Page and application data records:
★ ★ ★ ★ ★
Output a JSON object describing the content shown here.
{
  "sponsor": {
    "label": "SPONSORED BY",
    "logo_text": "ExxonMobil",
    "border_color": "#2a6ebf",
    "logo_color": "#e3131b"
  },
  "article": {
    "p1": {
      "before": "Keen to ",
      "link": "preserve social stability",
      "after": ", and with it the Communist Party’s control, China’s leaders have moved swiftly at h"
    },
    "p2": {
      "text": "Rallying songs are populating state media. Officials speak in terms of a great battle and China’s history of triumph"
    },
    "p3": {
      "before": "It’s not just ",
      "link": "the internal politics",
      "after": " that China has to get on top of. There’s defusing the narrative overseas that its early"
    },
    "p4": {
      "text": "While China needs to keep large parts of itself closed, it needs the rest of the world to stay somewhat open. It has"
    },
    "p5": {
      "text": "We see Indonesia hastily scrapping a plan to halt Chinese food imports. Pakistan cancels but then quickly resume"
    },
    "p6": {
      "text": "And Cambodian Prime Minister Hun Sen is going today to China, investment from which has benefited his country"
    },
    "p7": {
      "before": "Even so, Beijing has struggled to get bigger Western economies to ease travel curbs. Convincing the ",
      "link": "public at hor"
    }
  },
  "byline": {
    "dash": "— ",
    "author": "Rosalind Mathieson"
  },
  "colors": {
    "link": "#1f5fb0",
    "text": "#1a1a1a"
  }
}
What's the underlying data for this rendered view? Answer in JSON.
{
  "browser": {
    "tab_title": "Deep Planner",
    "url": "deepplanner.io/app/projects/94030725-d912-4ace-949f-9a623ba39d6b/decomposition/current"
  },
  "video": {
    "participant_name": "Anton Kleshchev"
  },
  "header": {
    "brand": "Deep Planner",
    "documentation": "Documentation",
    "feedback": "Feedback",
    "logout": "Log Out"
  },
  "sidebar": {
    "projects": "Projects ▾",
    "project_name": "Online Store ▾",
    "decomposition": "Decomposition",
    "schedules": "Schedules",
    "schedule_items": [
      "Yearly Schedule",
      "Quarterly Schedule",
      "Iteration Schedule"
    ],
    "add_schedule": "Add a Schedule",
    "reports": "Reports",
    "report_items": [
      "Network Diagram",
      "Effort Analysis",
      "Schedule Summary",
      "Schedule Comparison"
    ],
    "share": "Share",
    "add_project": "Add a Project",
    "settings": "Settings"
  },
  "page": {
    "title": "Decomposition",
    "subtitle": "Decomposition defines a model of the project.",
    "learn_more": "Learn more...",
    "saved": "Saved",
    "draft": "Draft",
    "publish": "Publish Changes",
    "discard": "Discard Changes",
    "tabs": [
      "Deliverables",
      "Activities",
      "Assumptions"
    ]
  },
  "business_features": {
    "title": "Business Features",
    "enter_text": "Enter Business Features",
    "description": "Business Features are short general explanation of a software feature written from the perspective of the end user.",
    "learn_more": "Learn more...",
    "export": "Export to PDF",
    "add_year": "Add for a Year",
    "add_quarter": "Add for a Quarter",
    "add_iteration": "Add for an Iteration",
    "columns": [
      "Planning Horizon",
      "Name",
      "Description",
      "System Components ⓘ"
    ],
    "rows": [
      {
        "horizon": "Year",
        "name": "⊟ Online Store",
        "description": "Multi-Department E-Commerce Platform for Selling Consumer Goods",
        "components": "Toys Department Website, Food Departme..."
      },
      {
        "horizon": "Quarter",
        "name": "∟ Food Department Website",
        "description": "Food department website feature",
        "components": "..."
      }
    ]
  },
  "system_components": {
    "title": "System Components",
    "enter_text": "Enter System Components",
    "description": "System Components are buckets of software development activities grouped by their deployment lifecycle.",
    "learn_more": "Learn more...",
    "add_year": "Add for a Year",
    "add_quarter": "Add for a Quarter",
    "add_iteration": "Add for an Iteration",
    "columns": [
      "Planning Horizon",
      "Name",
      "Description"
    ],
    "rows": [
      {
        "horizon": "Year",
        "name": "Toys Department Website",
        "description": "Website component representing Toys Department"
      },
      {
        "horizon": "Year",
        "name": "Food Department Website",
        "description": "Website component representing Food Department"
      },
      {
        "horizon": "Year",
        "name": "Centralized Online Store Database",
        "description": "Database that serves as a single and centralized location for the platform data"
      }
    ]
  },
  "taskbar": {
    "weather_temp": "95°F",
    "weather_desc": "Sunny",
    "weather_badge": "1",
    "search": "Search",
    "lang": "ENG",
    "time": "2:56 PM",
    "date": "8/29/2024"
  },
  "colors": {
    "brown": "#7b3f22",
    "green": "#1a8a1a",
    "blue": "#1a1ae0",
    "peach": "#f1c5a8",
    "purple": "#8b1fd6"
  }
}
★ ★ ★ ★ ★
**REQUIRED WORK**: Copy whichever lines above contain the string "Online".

**COMPLETED EXERCISE**:
    "project_name": "Online Store ▾",
        "name": "⊟ Online Store",
        "name": "Centralized Online Store Database",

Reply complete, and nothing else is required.